# TASK INSTRUCTIONS:
For each line below that holds the word "title", make a copy.

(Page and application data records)
==========
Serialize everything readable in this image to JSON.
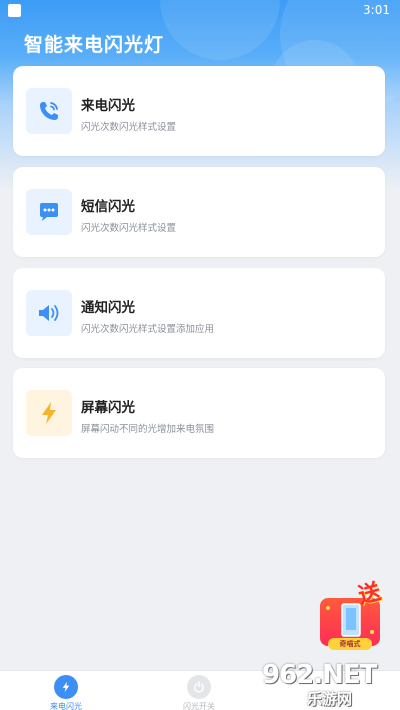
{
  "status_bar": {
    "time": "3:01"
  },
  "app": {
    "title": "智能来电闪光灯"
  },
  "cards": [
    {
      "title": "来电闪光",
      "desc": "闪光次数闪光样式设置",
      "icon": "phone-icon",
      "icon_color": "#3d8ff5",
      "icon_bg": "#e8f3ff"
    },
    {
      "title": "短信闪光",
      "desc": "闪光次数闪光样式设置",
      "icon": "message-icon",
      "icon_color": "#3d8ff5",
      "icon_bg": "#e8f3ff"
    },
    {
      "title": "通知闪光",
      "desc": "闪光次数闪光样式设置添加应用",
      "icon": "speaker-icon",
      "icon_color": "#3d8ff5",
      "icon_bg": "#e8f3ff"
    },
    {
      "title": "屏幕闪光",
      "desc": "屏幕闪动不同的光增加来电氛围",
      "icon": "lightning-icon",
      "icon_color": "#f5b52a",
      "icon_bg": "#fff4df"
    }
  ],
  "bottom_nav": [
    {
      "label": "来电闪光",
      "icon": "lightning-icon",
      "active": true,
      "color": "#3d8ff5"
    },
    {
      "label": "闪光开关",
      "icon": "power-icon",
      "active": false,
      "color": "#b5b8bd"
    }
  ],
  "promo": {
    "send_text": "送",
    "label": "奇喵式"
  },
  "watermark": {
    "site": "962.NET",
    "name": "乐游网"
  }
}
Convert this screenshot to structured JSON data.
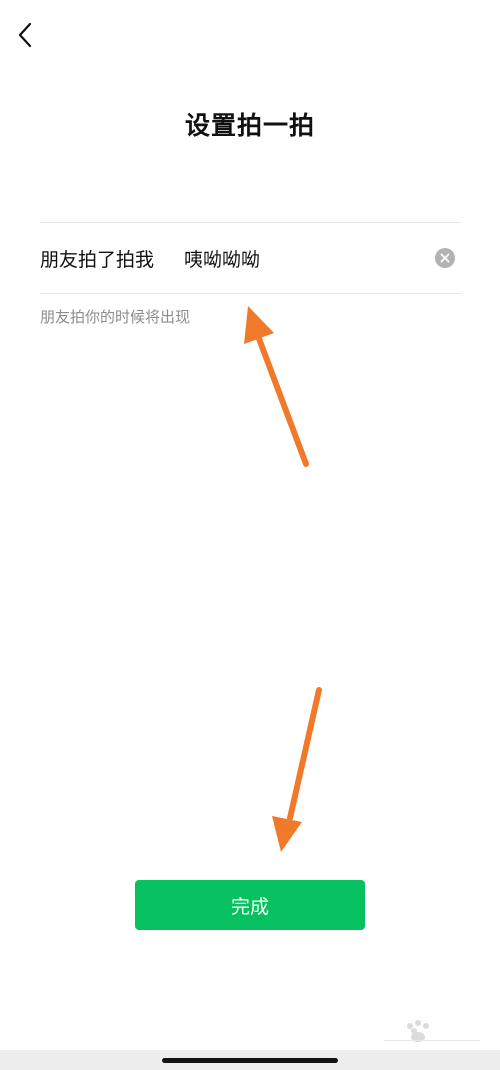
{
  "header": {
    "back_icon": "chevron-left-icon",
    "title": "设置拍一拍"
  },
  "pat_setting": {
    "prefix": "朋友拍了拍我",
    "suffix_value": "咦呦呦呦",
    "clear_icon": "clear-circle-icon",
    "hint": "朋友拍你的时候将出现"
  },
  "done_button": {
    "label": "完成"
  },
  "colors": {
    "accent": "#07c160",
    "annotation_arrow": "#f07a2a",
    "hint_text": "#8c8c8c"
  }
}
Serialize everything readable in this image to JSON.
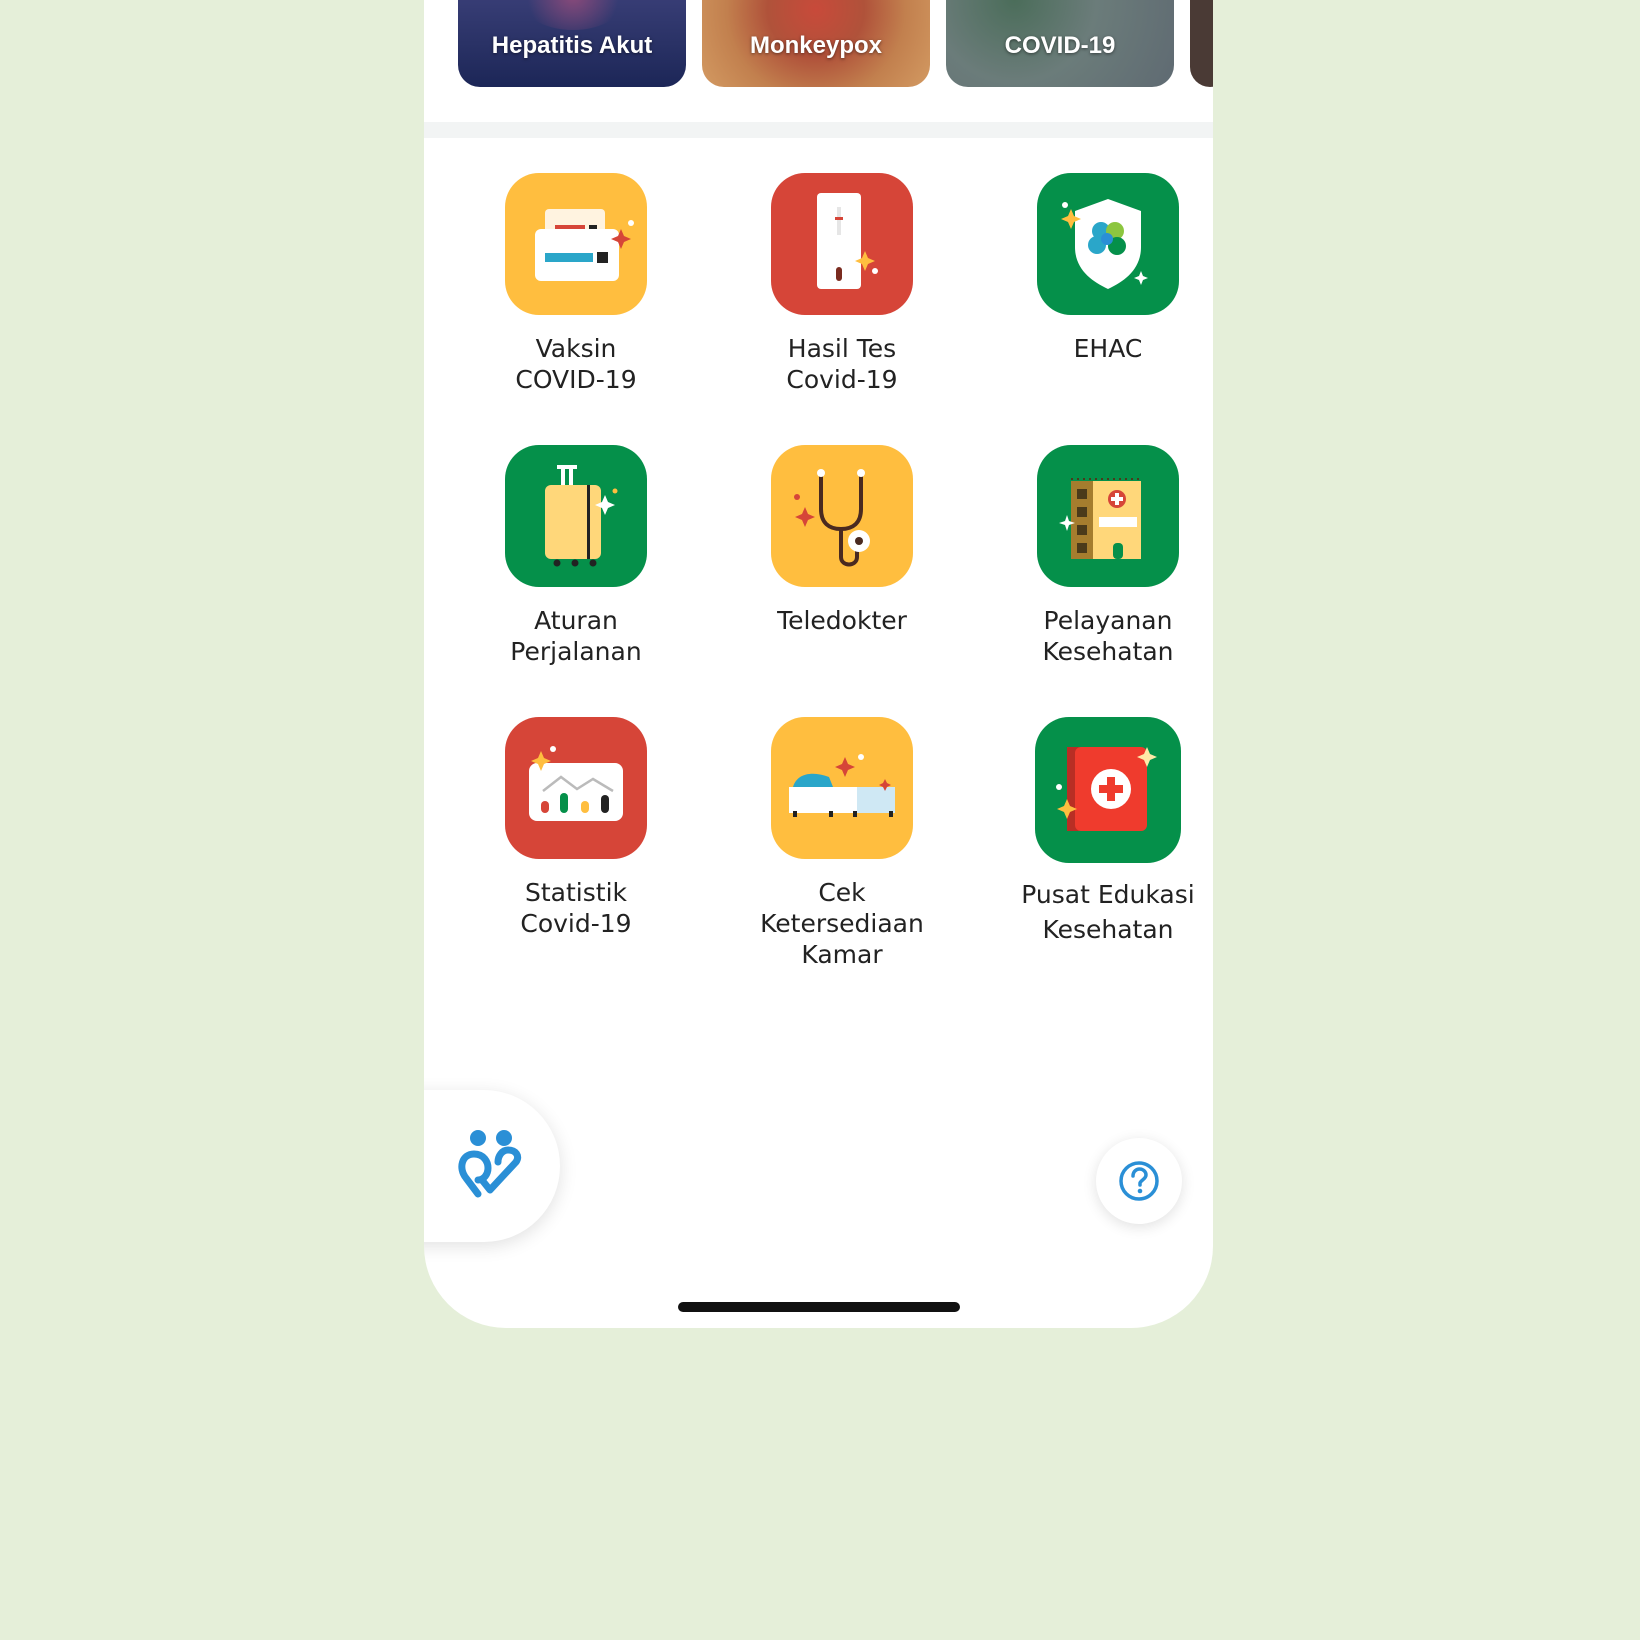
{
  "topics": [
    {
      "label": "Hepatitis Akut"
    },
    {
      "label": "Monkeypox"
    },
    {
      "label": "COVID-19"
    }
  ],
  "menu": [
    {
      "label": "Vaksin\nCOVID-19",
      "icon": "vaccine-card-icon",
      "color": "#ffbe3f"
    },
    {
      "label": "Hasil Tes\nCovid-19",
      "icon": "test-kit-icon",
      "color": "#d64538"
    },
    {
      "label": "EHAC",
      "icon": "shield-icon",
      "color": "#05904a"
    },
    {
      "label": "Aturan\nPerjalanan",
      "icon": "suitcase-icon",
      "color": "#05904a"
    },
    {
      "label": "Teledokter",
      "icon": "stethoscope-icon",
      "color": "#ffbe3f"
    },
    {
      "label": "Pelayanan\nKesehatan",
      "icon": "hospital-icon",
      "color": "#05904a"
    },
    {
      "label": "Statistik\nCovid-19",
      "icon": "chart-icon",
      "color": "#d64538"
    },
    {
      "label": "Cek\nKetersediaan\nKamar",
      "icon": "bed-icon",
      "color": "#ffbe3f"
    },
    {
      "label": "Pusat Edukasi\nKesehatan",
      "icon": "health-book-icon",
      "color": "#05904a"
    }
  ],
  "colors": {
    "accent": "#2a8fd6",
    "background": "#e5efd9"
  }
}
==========
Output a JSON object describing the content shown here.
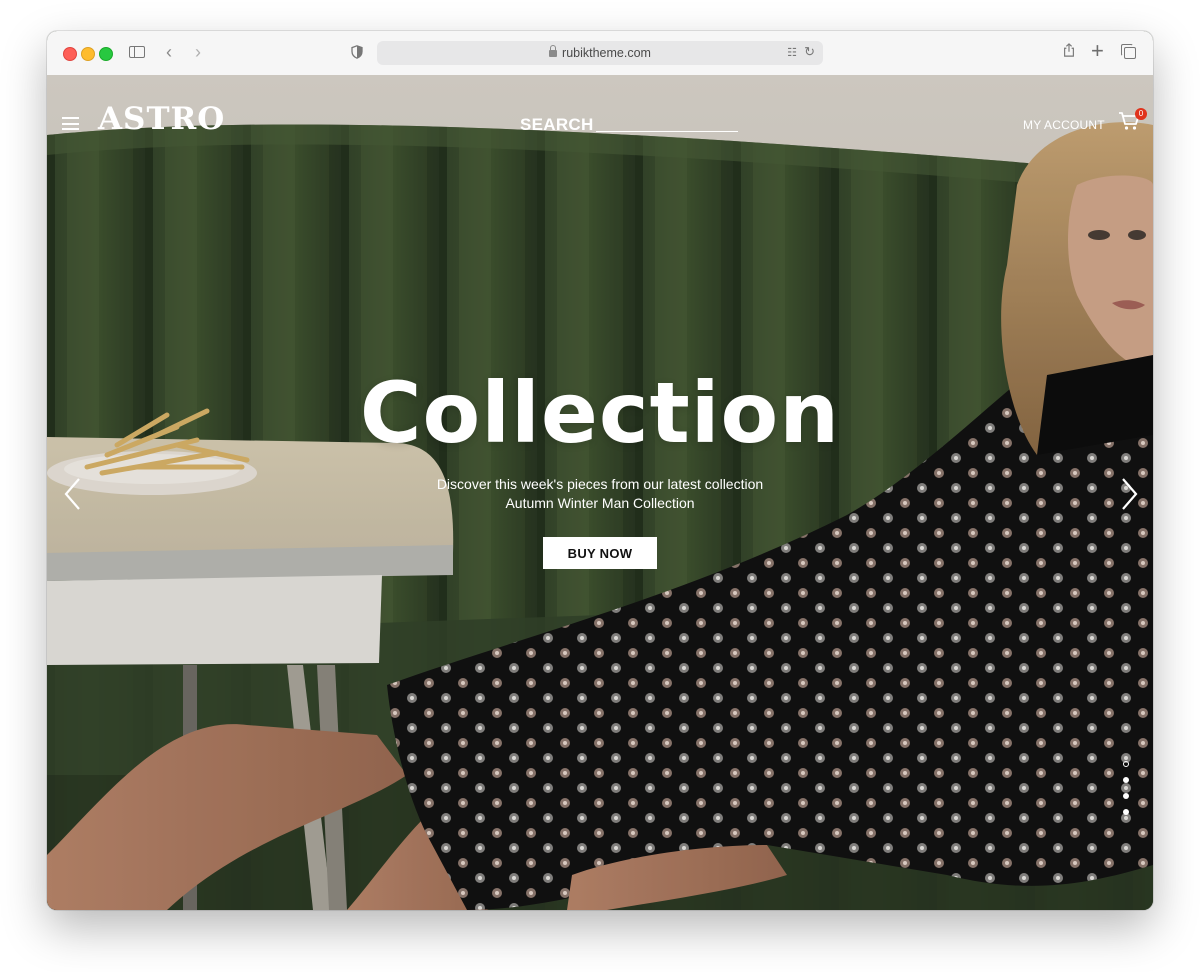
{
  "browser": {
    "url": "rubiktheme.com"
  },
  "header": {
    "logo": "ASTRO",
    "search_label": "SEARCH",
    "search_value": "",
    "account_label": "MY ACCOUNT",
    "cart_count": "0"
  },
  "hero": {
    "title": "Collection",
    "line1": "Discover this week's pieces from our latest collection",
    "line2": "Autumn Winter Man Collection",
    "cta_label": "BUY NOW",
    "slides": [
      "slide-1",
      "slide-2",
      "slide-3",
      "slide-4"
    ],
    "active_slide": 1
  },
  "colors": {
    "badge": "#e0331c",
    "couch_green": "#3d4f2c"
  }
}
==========
# RESULT FOR THIS TASK:
    "title": "智能来电闪光灯"
      "title": "来电闪光",
      "title": "短信闪光",
      "title": "通知闪光",
      "title": "屏幕闪光",
    "title": "设置拍一拍"
    "title": "Collection",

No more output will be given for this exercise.